Video conferencing has increased in importance over the last year due to the shift for most business employees to work away from the typical office location, allowing employees to simulate in-person collaboration. But it's also changed the way businesses interact with their customers, particularly in the financial services arena.
Voice recording and review is an essential practice for highly regulated industries. This is because regulations concerning recording, handling, and retention have been in place for some time. To addressreview requirements, many organizations have turned to voice-to-text transcription, which companies have deployed in waves in an effort to gain better insights into their audio and video information. While many use cases have been popular in regulated industries like financial services and healthcare, the relatively small gain in insights using transcription compared to the high resource and time cost to implement them hasn’t yielded the right result.

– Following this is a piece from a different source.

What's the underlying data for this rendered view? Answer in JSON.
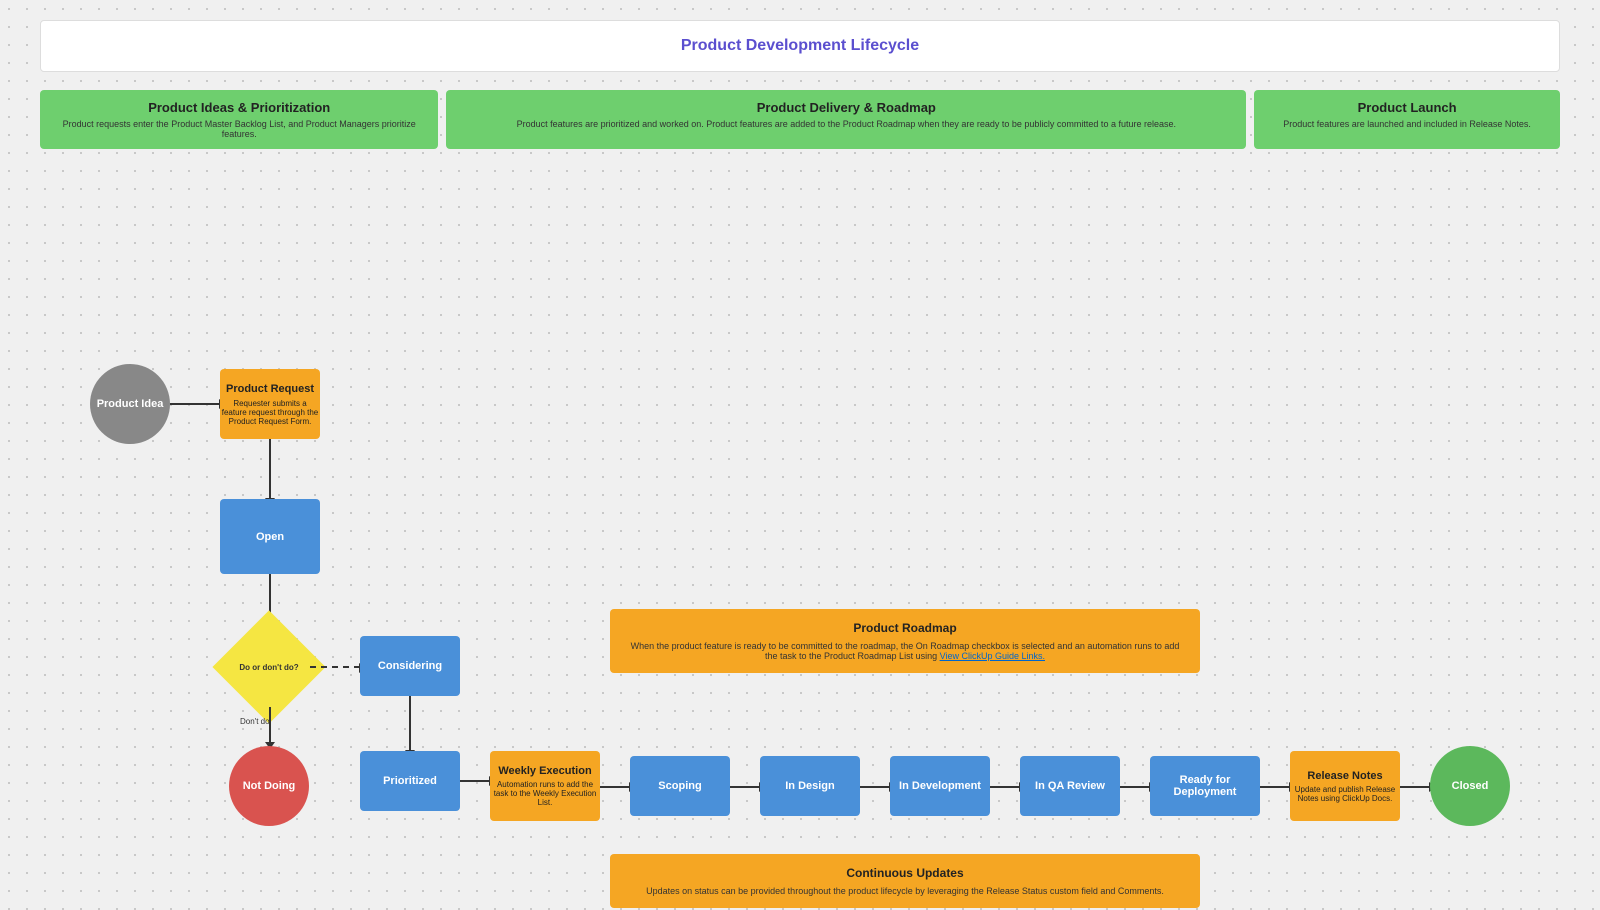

On December 1, 2020, Canada's Office of the Privacy Commissioner (“OPC”) issued a report on a data security incident at the Quebec-based financial services firm Desjardins. The Desjardins incident involved an insider at the firm who accessed, collected, and leaked the personal information of over 9.7 million customers and users from Canada and elsewhere during a two year period—a staggering amount of data over an extended period of time.

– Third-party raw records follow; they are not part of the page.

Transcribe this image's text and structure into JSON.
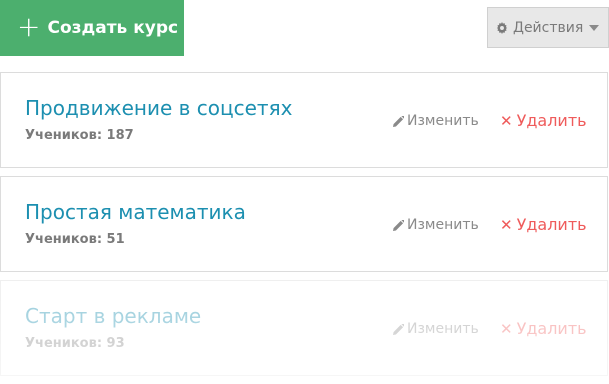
{
  "toolbar": {
    "create_label": "Создать курс",
    "actions_label": "Действия"
  },
  "courses": [
    {
      "title": "Продвижение в соцсетях",
      "students": "Учеников: 187",
      "edit_label": "Изменить",
      "delete_label": "Удалить"
    },
    {
      "title": "Простая математика",
      "students": "Учеников: 51",
      "edit_label": "Изменить",
      "delete_label": "Удалить"
    },
    {
      "title": "Старт в рекламе",
      "students": "Учеников: 93",
      "edit_label": "Изменить",
      "delete_label": "Удалить"
    }
  ],
  "icons": {
    "create": "plus-icon",
    "actions": "gear-icon",
    "dropdown": "chevron-down-icon",
    "edit": "pencil-icon",
    "delete": "close-icon"
  },
  "colors": {
    "primary": "#4caf6e",
    "link": "#1c8fb0",
    "danger": "#ef5b5b"
  }
}
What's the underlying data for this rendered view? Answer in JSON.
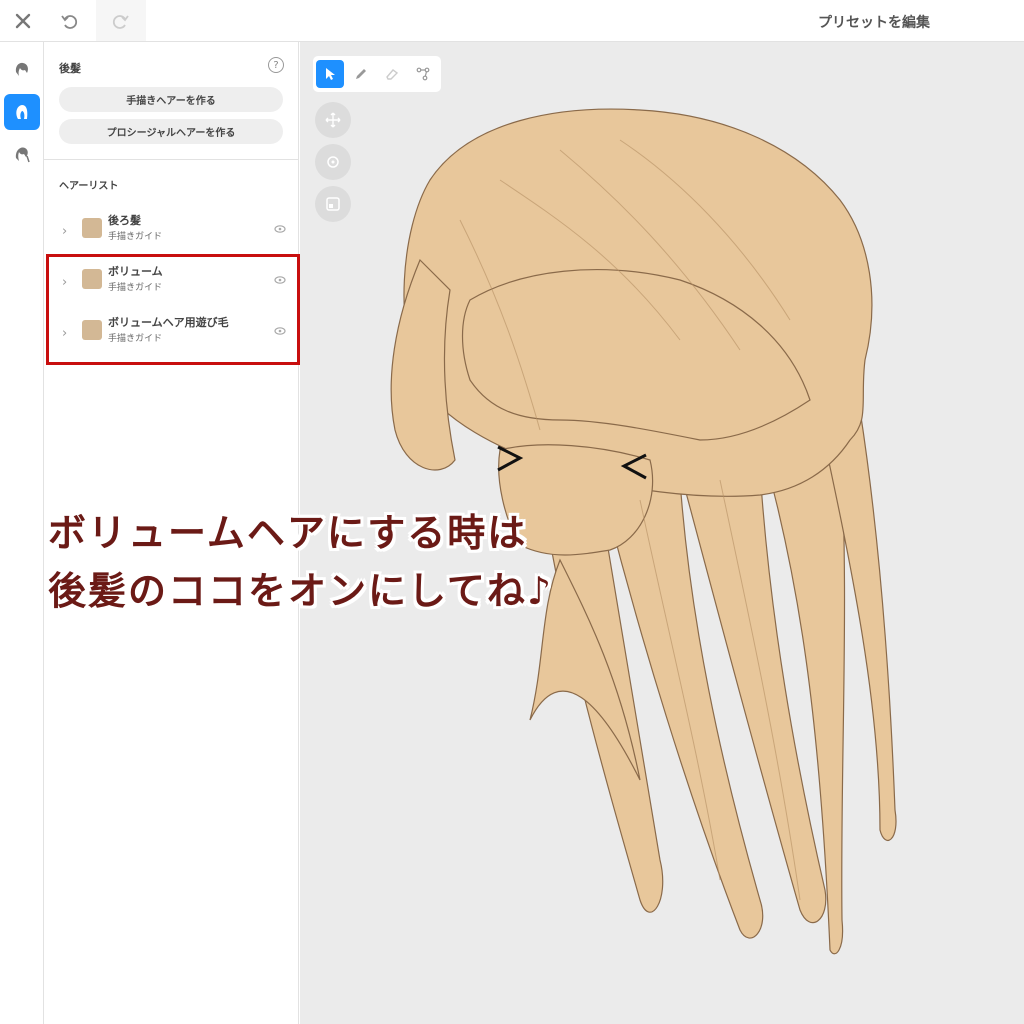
{
  "header": {
    "title": "プリセットを編集",
    "close_icon": "close-icon",
    "undo_icon": "undo-icon",
    "redo_icon": "redo-icon"
  },
  "rail": {
    "items": [
      {
        "icon": "front-hair-icon",
        "active": false
      },
      {
        "icon": "back-hair-icon",
        "active": true
      },
      {
        "icon": "side-hair-icon",
        "active": false
      }
    ],
    "accent": "#1e90ff"
  },
  "panel": {
    "section_title": "後髪",
    "help_label": "?",
    "buttons": {
      "hand_drawn": "手描きヘアーを作る",
      "procedural": "プロシージャルヘアーを作る"
    },
    "list_title": "ヘアーリスト",
    "items": [
      {
        "name": "後ろ髪",
        "sub": "手描きガイド",
        "color": "#d3b895"
      },
      {
        "name": "ボリューム",
        "sub": "手描きガイド",
        "color": "#d3b895"
      },
      {
        "name": "ボリュームヘア用遊び毛",
        "sub": "手描きガイド",
        "color": "#d3b895"
      }
    ],
    "highlight_color": "#c80e0e"
  },
  "viewport": {
    "tools": [
      "select-tool-icon",
      "pen-tool-icon",
      "eraser-tool-icon",
      "curve-tool-icon"
    ],
    "view_buttons": [
      "move-view-icon",
      "rotate-view-icon",
      "fit-view-icon"
    ],
    "background": "#ebebeb",
    "hair_color": "#e8c79b"
  },
  "caption": {
    "line1": "ボリュームヘアにする時は",
    "line2": "後髪のココをオンにしてね♪",
    "color": "#6b1a16"
  }
}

With the centralized “in-person office” as we know it evolving to collaboration tools centered work-from-anywhere, it is no secret that this year has been challenging for most professionals regardless of their industry. This “new hybrid office” now lives inside the four corners of your computer screen regardless of your physical presence at home, in an office, or somewhere in between. From video conference calls to chat bubbles, our technology has undeniably been tested in a variety of new ways.
While most startup founders would prefer not to pore over laws, regulations and interpretive materials to design a perfect product, it’s an essential exercise for those developing financial services solutions. For fintechs and the other finserv-related startups (e.g., regtech, suptech, etc.) understanding the regulatory obligations of customers and prospects will be core to your mission. In some cases, the process of interpretation and analysis might be a heavy lift involving expert outside counsel, lobbying efforts, and specialized consulting services.
As the CEO and a co-founder, I am excited to announce on behalf of our entire team that Theta Lake has secured $12.7 million in a series A funding round, bringing our total company funding up to $20 million.